KUALA LUMPUR - Singapore and Malaysia should multiply the opportunities for their young people to build relationships across the Causeway, President Halimah Yacob said on Wednesday.
They will be the future leaders of the countries, and have to believe strongly in the importance of good bilateral relations for mutual growth, benefit and survival, she said.
She added that while ties are close now, people from the current generation in leadership lived through shared history and economy-building, and learnt together the importance of economic and social interdependence.
“But our lived experiences may not be applicable to our young ones... So, we need to provide them with opportunities, with platforms, where they can then acquire these experiences,” said Madam Halimah.
She was speaking to the media at the end of her three-day state visit to Malaysia.
She had been invited by the Malaysian King, Sultan Abdullah Ahmad Shah, following his visit to Singapore last October.

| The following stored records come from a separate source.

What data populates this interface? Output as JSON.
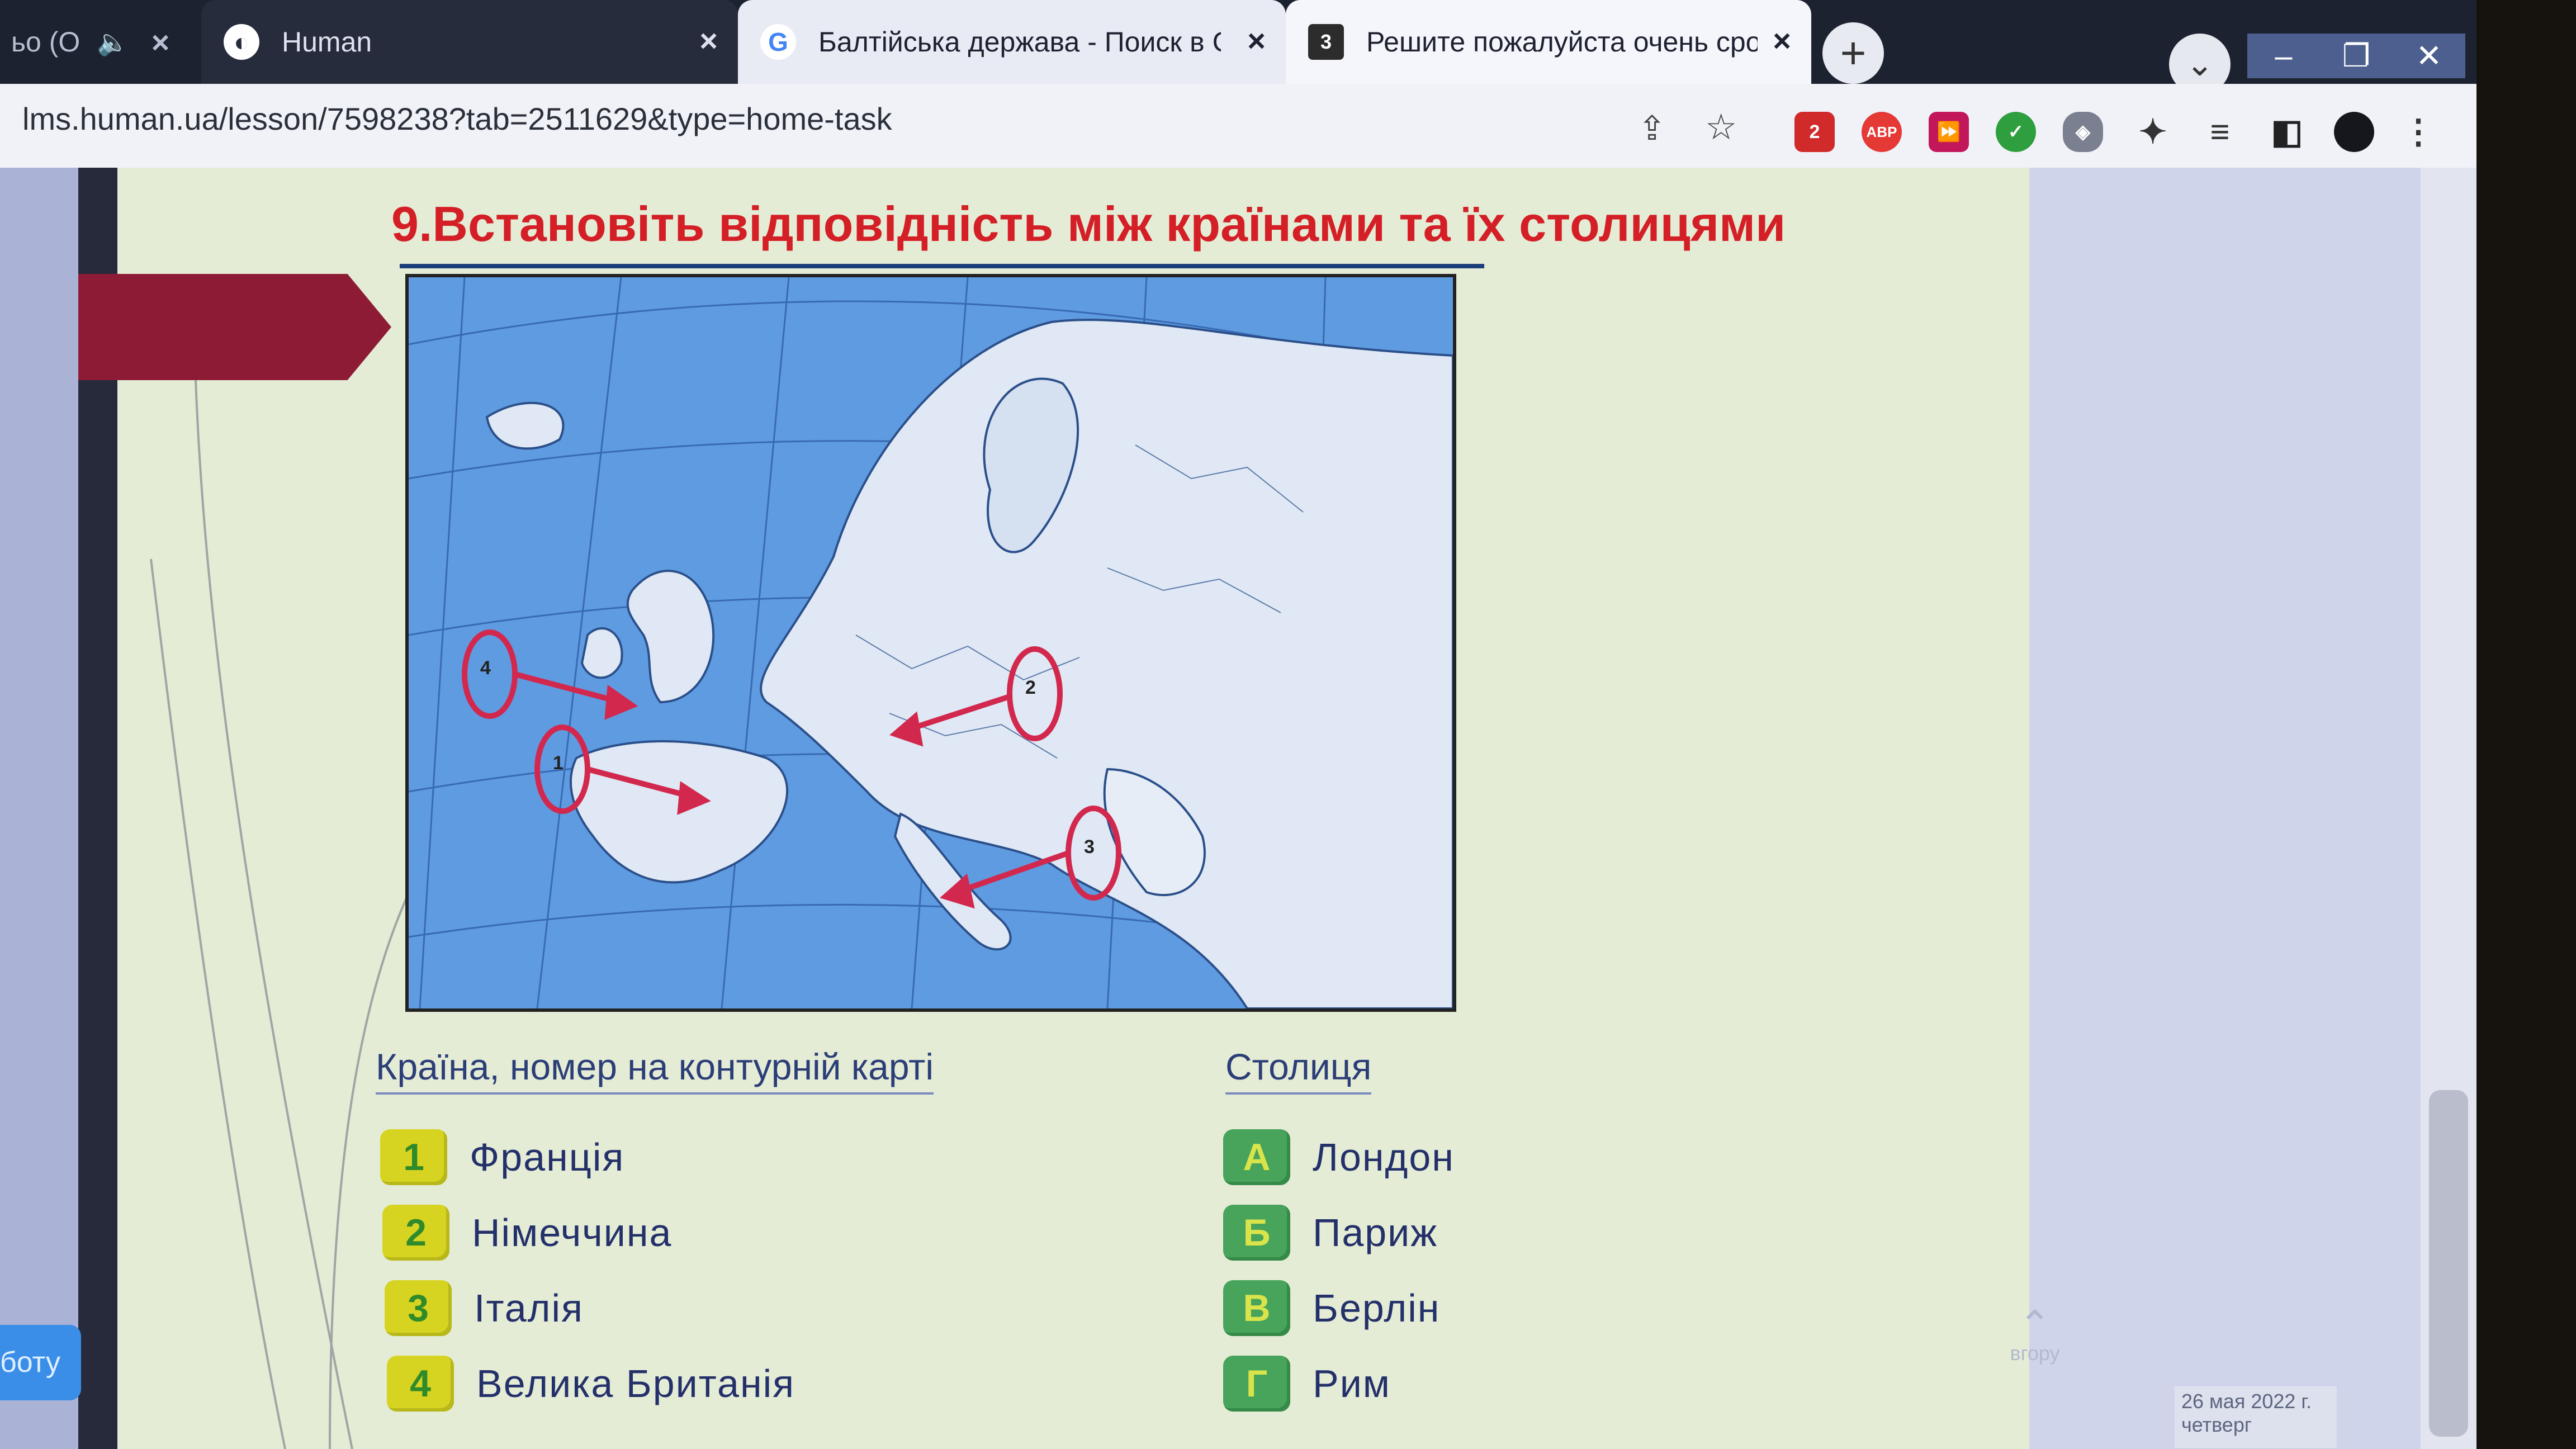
{
  "browser": {
    "tabs": [
      {
        "title": "ьо (О",
        "state": "partial"
      },
      {
        "title": "Human",
        "icon": "human-logo-icon"
      },
      {
        "title": "Балтійська держава - Поиск в Google",
        "icon": "google-icon"
      },
      {
        "title": "Решите пожалуйста очень срочно",
        "icon": "page-3-icon",
        "active": true
      }
    ],
    "url": "lms.human.ua/lesson/7598238?tab=2511629&type=home-task",
    "extension_badge": "2",
    "abp_label": "ABP"
  },
  "task": {
    "title": "9.Встановіть відповідність між країнами та їх столицями",
    "map_labels": [
      "1",
      "2",
      "3",
      "4"
    ],
    "countries_header": "Країна, номер на контурній карті",
    "capitals_header": "Столиця",
    "countries": [
      {
        "num": "1",
        "name": "Франція"
      },
      {
        "num": "2",
        "name": "Німеччина"
      },
      {
        "num": "3",
        "name": "Італія"
      },
      {
        "num": "4",
        "name": "Велика Британія"
      }
    ],
    "capitals": [
      {
        "letter": "А",
        "name": "Лондон"
      },
      {
        "letter": "Б",
        "name": "Париж"
      },
      {
        "letter": "В",
        "name": "Берлін"
      },
      {
        "letter": "Г",
        "name": "Рим"
      }
    ]
  },
  "page": {
    "left_button": "боту",
    "to_top": "вгору",
    "date_line1": "26 мая 2022 г.",
    "date_line2": "четверг"
  },
  "colors": {
    "title_red": "#d41f26",
    "sea": "#5f9be0",
    "land": "#dfe8f4",
    "marker": "#d2284e",
    "number_badge": "#d6d420",
    "letter_badge": "#47a45a"
  }
}
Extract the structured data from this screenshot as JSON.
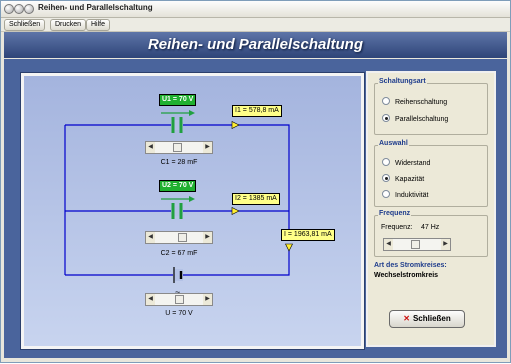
{
  "window": {
    "title": "Reihen- und Parallelschaltung"
  },
  "menu": {
    "items": [
      "Schließen",
      "Drucken",
      "Hilfe"
    ]
  },
  "header": {
    "title": "Reihen- und Parallelschaltung"
  },
  "circuit": {
    "u1_label": "U1 = 70 V",
    "i1_label": "I1 = 578,8 mA",
    "c1_label": "C1 = 28 mF",
    "c1_level": 0.45,
    "u2_label": "U2 = 70 V",
    "i2_label": "I2 = 1385 mA",
    "c2_label": "C2 = 67 mF",
    "c2_level": 0.6,
    "i_total_label": "I = 1963,81 mA",
    "u_label": "U = 70 V",
    "u_level": 0.5,
    "source_symbol": "~"
  },
  "schaltungsart": {
    "title": "Schaltungsart",
    "options": [
      "Reihenschaltung",
      "Parallelschaltung"
    ],
    "selected": "Parallelschaltung"
  },
  "auswahl": {
    "title": "Auswahl",
    "options": [
      "Widerstand",
      "Kapazität",
      "Induktivität"
    ],
    "selected": "Kapazität"
  },
  "frequenz": {
    "title": "Frequenz",
    "label": "Frequenz:",
    "value": "47 Hz",
    "level": 0.45
  },
  "stromkreis": {
    "title": "Art des Stromkreises:",
    "value": "Wechselstromkreis"
  },
  "close_button": {
    "label": "Schließen"
  },
  "colors": {
    "header": "#3a5088",
    "content_bg": "#4a649c",
    "circuit_bg": "#b4c2e6",
    "wire": "#0000cc",
    "capacitor": "#20a040",
    "yellow_label": "#ffff88",
    "green_label": "#20b030"
  }
}
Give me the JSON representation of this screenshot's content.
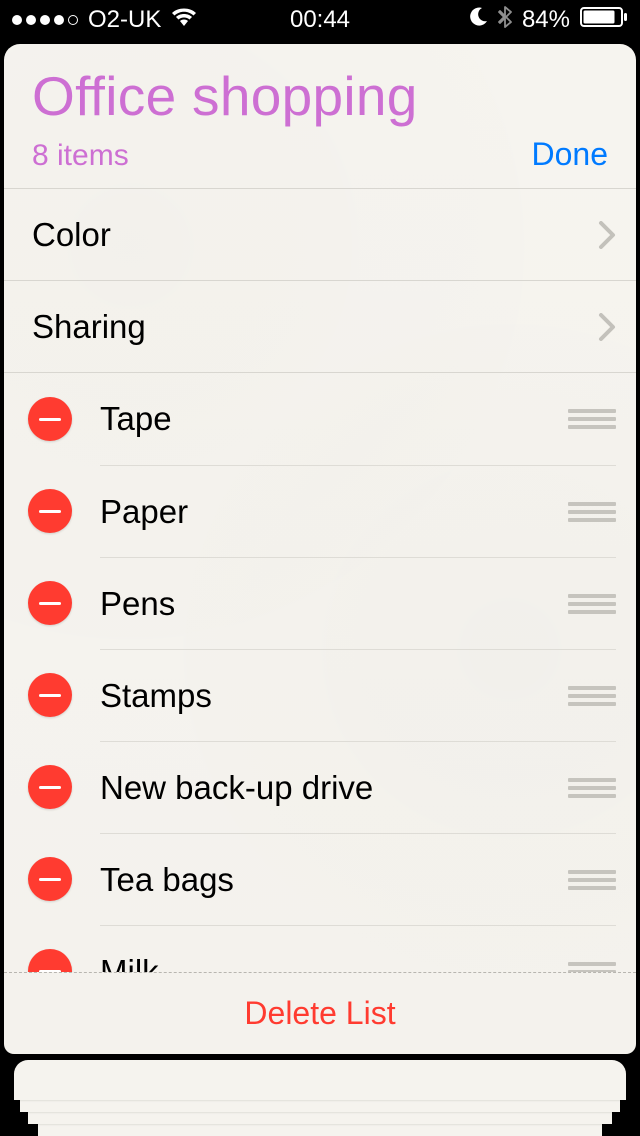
{
  "statusbar": {
    "carrier": "O2-UK",
    "time": "00:44",
    "battery": "84%"
  },
  "header": {
    "title": "Office shopping",
    "count": "8 items",
    "done": "Done"
  },
  "sections": {
    "color": "Color",
    "sharing": "Sharing"
  },
  "items": [
    {
      "label": "Tape"
    },
    {
      "label": "Paper"
    },
    {
      "label": "Pens"
    },
    {
      "label": "Stamps"
    },
    {
      "label": "New back-up drive"
    },
    {
      "label": "Tea bags"
    },
    {
      "label": "Milk"
    }
  ],
  "footer": {
    "delete": "Delete List"
  },
  "colors": {
    "accent": "#cd6fd3",
    "blue": "#007aff",
    "red": "#ff3b30"
  }
}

Responding to a question on what young people from both countries can learn from one another, she said that they may have different thoughts from the older generation, and their relationships across the Causeway must be invested in to develop a stronger culture of support and understanding.
For example, there could be more exchange programmes for schoolchildren, which need not be confined only to Kuala Lumpur, but could be extended to different Malaysian states, she suggested.
On the topic of state-level ties, Madam Halimah said the scope of collaboration between both countries could be expanded – not just that between governments, but also in the private sector. The private sector can then look for growth areas in the individual states in Malaysia because they all have different strengths, she added.
The Singapore President also spoke about the importance of strengthening bilateral relations amid a challenging global environment with intensified tensions.
Singapore does not want to be dragged into any side, and so it wants to strengthen its ties with other countries, and also within Asean, said Madam Halimah.
Asean countries can collaborate with one another and be stronger economic partners, given the tremendous potential within the bloc and its close to 700 million people, she added.
The agreements in cyber security and the digital and green economies that the two countries signed during Malaysian Prime Minister Anwar Ibrahim’s visit to Singapore in January could be pathfinders applicable to the rest of Asean, said Madam Halimah.
The head of state also spoke about the state of women in politics in Singapore and Malaysia, following her meeting with four female Malaysian politicians on Tuesday evening.
She said that during the discussion, they realised the challenges that women political leaders face are the same everywhere around the world – entrenched stereotypes and fewer opportunities.
“Women should be given a choice as to what they want to do. Then society must trust that women have the ability to understand what is the importance of their contribution, and how to benefit society and their families as well,” she said.
“It is not just the political structure that we need to think about, it is basically the whole of society that needs to have both the individual and collective realisation that women have a role to play, and they can contribute.”
In terms of opportunities, Madam Halimah noted that political parties around the world are largely dominated by men.
“If you want to see more women in politics, there must be a conscious effort, therefore, to suss out potential women leaders to enter politics, and to help them onto the political platforms,” she said, adding that she would like to see more women in politics in Singapore, beyond the 30 per cent of MPs currently.
There is also a need to help women develop and assume leadership positions elsewhere within the economy, to prepare them for a role in politics, she said.
On top of that, there has to be a strong support system for the different functions that women perform, whether in society or at home.
“Whether it is Singapore or elsewhere, women still carry the bulk of the caregiving responsibilities... That really is something that occupies a lot of your time, so we need to provide a really supportive ecosystem if we want to see more women leaders,” she said.
On Wednesday morning, Madam Halimah also met, in her capacity as chancellor of the National University of Singapore, the Sultan of Perak and University of Malaya chancellor Nazrin Shah.
In a Facebook post, Madam Halimah said they reaffirmed the excellent ties between Singapore and Malaysia, including Perak, as well as the close cooperation between both universities.
They also discussed the importance of racial and religious harmony in building cohesive societies, and the imperative for Asean to stay united in the increasingly unpredictable geopolitical environment.
A statement from the Ministry of Foreign Affairs on Wednesday said that the visit reaffirmed the warm and multi-faceted relationship between Singapore and Malaysia, and signalled the commitment of both countries to deepen their longstanding economic, cultural, educational and people-to-people linkages.
It added that the state visit was an excellent opportunity for both sides to take stock of bilateral cooperation and renew the commitment to expand cooperation in a variety of fields to improve the lives of both peoples amid an increasingly uncertain and challenging external environment.